“Although they will gain in status from being distanced from those who get their hands dirty, the new vocational vanguard will not make it into the social elite. This is why we need to create new institutions despite having a range of world-class universities delivering high-level technical skills. The clue as to why, can be found in another class-based mantra of middle England – a profession of regret that the admirable polytechnics became universities.

“Underpinning these expressions of concern about the ‘loss’ of polytechnics is a deep mistrust of mass higher education. The polytechnics, like the CATs before them, did not abandon technical studies when they changed their name. Far from being ‘lost’, their applied and technical students gained the status of a university degree. The real concern is that too many did, undermining the English assumption that degree level study is only for the elect. They may also have got ideas above their station in life by having studied alongside those following non-technical disciplines – fine when offered to the few in a traditional university but somehow unacceptable when made more widely available.

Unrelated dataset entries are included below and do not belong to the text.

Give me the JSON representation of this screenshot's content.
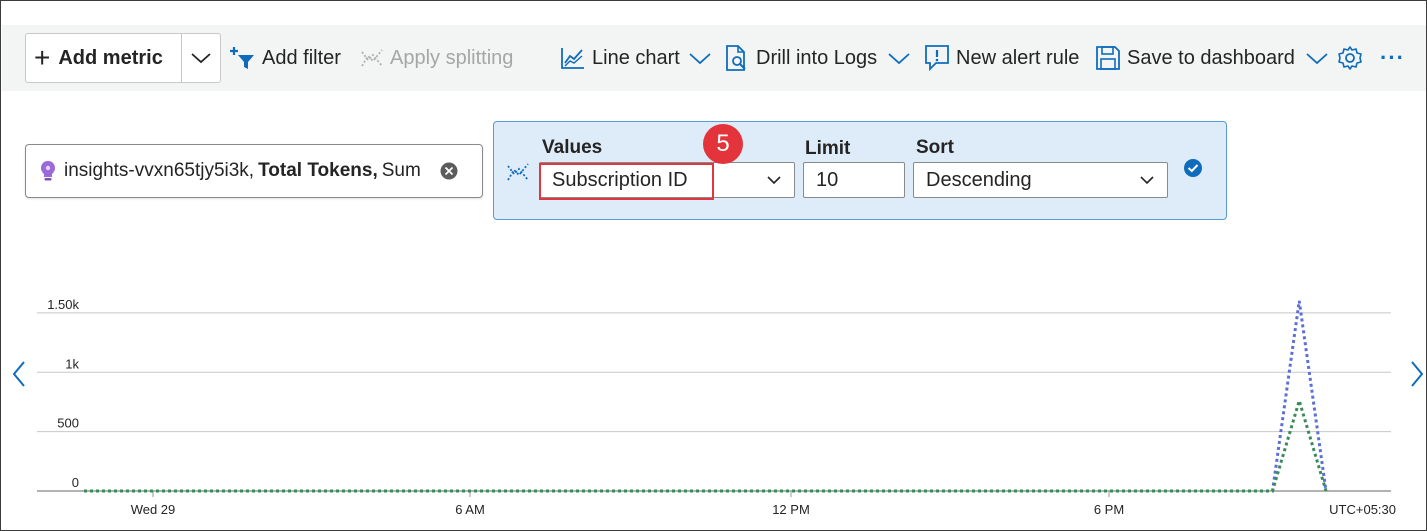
{
  "toolbar": {
    "add_metric": "Add metric",
    "add_filter": "Add filter",
    "apply_splitting": "Apply splitting",
    "line_chart": "Line chart",
    "drill_into_logs": "Drill into Logs",
    "new_alert_rule": "New alert rule",
    "save_to_dashboard": "Save to dashboard",
    "more": "···"
  },
  "metric_pill": {
    "resource": "insights-vvxn65tjy5i3k,",
    "metric": "Total Tokens,",
    "aggregation": "Sum"
  },
  "splitting": {
    "values_label": "Values",
    "values_selected": "Subscription ID",
    "limit_label": "Limit",
    "limit_value": "10",
    "sort_label": "Sort",
    "sort_selected": "Descending",
    "step_badge": "5"
  },
  "colors": {
    "accent": "#0f6cbd",
    "highlight": "#e0373e",
    "panel_bg": "#deecf9",
    "series_blue": "#5b6fd6",
    "series_green": "#3a8a5a"
  },
  "chart_data": {
    "type": "line",
    "y_tick_labels": [
      "1.50k",
      "1k",
      "500",
      "0"
    ],
    "y_ticks": [
      1500,
      1000,
      500,
      0
    ],
    "ylim": [
      0,
      1600
    ],
    "x_tick_labels": [
      "Wed 29",
      "6 AM",
      "12 PM",
      "6 PM"
    ],
    "timezone_label": "UTC+05:30",
    "series": [
      {
        "values": [
          0,
          0,
          0,
          0,
          0,
          1600,
          0
        ]
      },
      {
        "values": [
          0,
          0,
          0,
          0,
          0,
          760,
          0
        ]
      }
    ],
    "x": [
      "00:00",
      "06:00",
      "12:00",
      "18:00",
      "21:00",
      "21:30",
      "22:00"
    ]
  }
}
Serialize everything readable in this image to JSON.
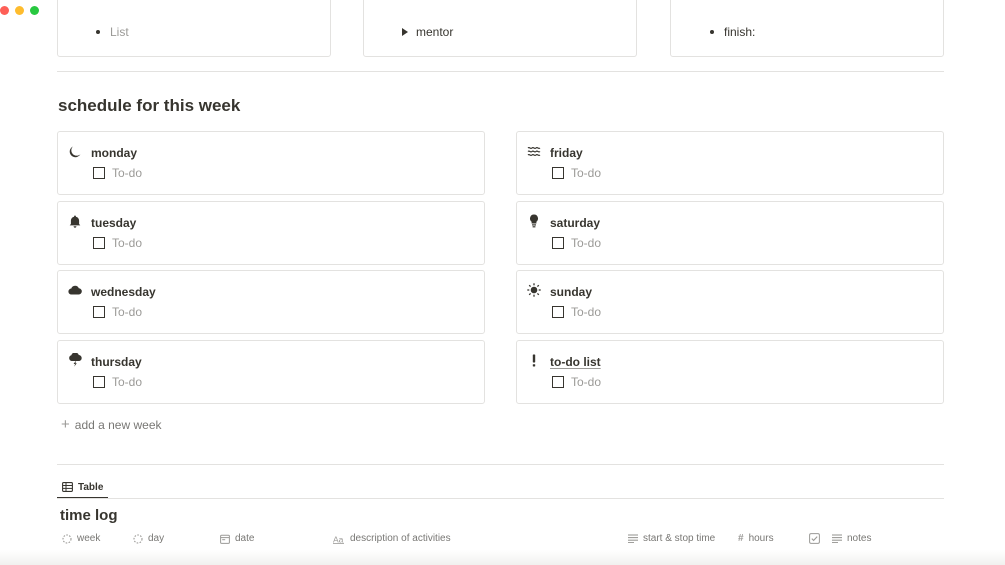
{
  "top_cards": [
    {
      "kind": "bullet",
      "text": "List",
      "muted": true
    },
    {
      "kind": "toggle",
      "text": "mentor",
      "muted": false
    },
    {
      "kind": "bullet",
      "text": "finish:",
      "muted": false
    }
  ],
  "schedule": {
    "title": "schedule for this week",
    "todo_placeholder": "To-do",
    "left": [
      {
        "label": "monday",
        "icon": "moon-icon"
      },
      {
        "label": "tuesday",
        "icon": "bell-icon"
      },
      {
        "label": "wednesday",
        "icon": "cloud-icon"
      },
      {
        "label": "thursday",
        "icon": "storm-cloud-icon"
      }
    ],
    "right": [
      {
        "label": "friday",
        "icon": "waves-icon"
      },
      {
        "label": "saturday",
        "icon": "lightbulb-icon"
      },
      {
        "label": "sunday",
        "icon": "sun-icon"
      },
      {
        "label": "to-do list",
        "icon": "exclamation-icon"
      }
    ],
    "add_week_label": "add a new week"
  },
  "database": {
    "tab_label": "Table",
    "title": "time log",
    "columns": [
      {
        "label": "week",
        "icon": "status-icon"
      },
      {
        "label": "day",
        "icon": "status-icon"
      },
      {
        "label": "date",
        "icon": "calendar-icon"
      },
      {
        "label": "description of activities",
        "icon": "text-title-icon"
      },
      {
        "label": "start & stop time",
        "icon": "text-icon"
      },
      {
        "label": "hours",
        "icon": "number-icon"
      },
      {
        "label": "",
        "icon": "checkbox-icon"
      },
      {
        "label": "notes",
        "icon": "text-icon"
      }
    ]
  }
}
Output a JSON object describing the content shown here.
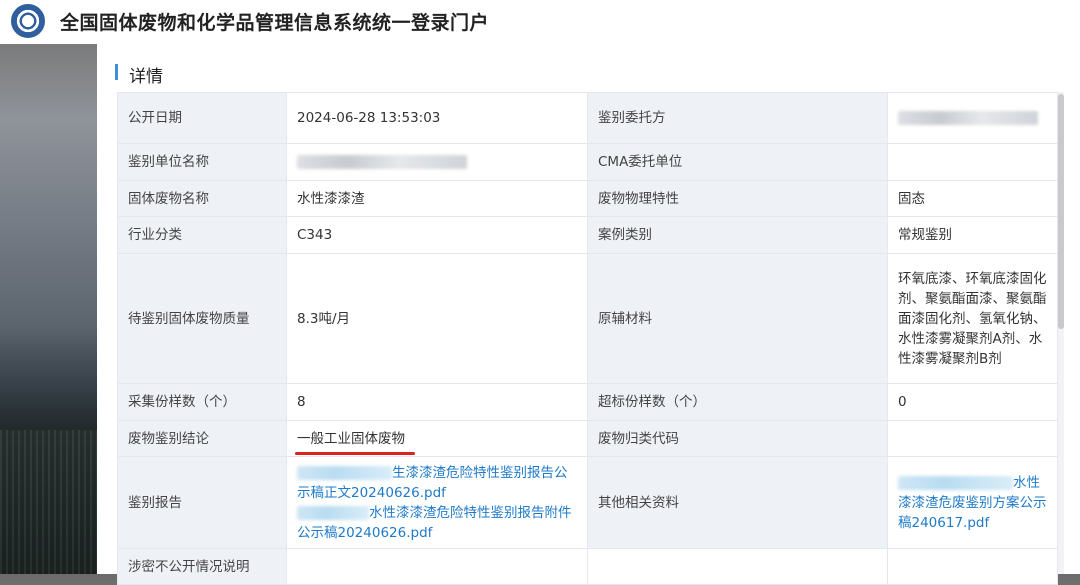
{
  "header": {
    "site_title": "全国固体废物和化学品管理信息系统统一登录门户"
  },
  "panel": {
    "title": "详情"
  },
  "rows": {
    "r1": {
      "label_a": "公开日期",
      "value_a": "2024-06-28 13:53:03",
      "label_b": "鉴别委托方",
      "value_b": ""
    },
    "r2": {
      "label_a": "鉴别单位名称",
      "value_a": "",
      "label_b": "CMA委托单位",
      "value_b": ""
    },
    "r3": {
      "label_a": "固体废物名称",
      "value_a": "水性漆漆渣",
      "label_b": "废物物理特性",
      "value_b": "固态"
    },
    "r4": {
      "label_a": "行业分类",
      "value_a": "C343",
      "label_b": "案例类别",
      "value_b": "常规鉴别"
    },
    "r5": {
      "label_a": "待鉴别固体废物质量",
      "value_a": "8.3吨/月",
      "label_b": "原辅材料",
      "value_b": "环氧底漆、环氧底漆固化剂、聚氨酯面漆、聚氨酯面漆固化剂、氢氧化钠、水性漆雾凝聚剂A剂、水性漆雾凝聚剂B剂"
    },
    "r6": {
      "label_a": "采集份样数（个）",
      "value_a": "8",
      "label_b": "超标份样数（个）",
      "value_b": "0"
    },
    "r7": {
      "label_a": "废物鉴别结论",
      "value_a": "一般工业固体废物",
      "label_b": "废物归类代码",
      "value_b": ""
    },
    "r8": {
      "label_a": "鉴别报告",
      "file1": "生漆漆渣危险特性鉴别报告公示稿正文20240626.pdf",
      "file2": "水性漆漆渣危险特性鉴别报告附件公示稿20240626.pdf",
      "label_b": "其他相关资料",
      "file3": "水性漆漆渣危废鉴别方案公示稿240617.pdf"
    },
    "r9": {
      "label_a": "涉密不公开情况说明",
      "value_a": ""
    }
  },
  "colors": {
    "label_bg": "#eef2f7",
    "link": "#1f7ac9",
    "accent": "#3f8fe0",
    "annotation_underline": "#d9231e"
  }
}
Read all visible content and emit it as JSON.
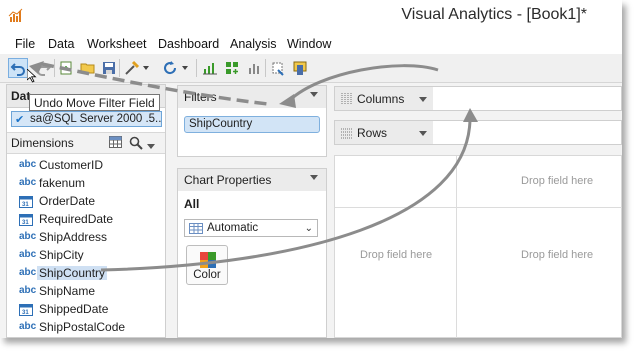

“This is why the elite colleges, despite their name, will aspire mainly to ‘sub-degree-level work’. The clue, as they say, is in the name. The intention is to develop a corps of non-commissioned officers, given a little status by their separation from the foot soldiers but under no illusion that they dine at the top table.”

Seven and a half years on, what has changed? 

University Technical Colleges are struggling, both educationally and financially, with most half empty. Studio schools, their secondary modern-style siblings, are also failing: “trapped in a cycle of decline” according to a review by the Institute of Public Policy Research. Hardly anyone has heard of them. The performance of National Colleges, launched with a fanfare in 2016, has been catastrophic, with most disappearing without trace. Yet we now see the same idea reborn as Institutes of Technology

Will policymakers ever learn?

Part of the problem seems to be that government will listen to almost anybody who has an opinion about vocational education except those actually working in and managing the sector. I’m sure that Mr Gadsby is a decent chap, and meant well, but the fact that his best example of quality vocational education is a private college for posh nannies suggests his familiarity with English further education is, at best, slight.

A further issue is a lack of policy memory in the Department for Education. It’s possible to forgive politicians for not knowing that their bright new idea has been tried and found wanting several times before. It’s harder to forgive civil servants whose role should include providing continuity.

Most fundamentally, however, the besetting problem of English education is an obsession with segregation, with stratification and with hierarchy. It is the view that excellence can only ever be available to a minority. It is reflected in a norm-referenced exam system that guarantees that substantial numbers of children are labelled as failures. It is at its most odious when, as part of a so-called ‘levelling up agenda’, deepening social divisions masquerades as championing the disadvantaged.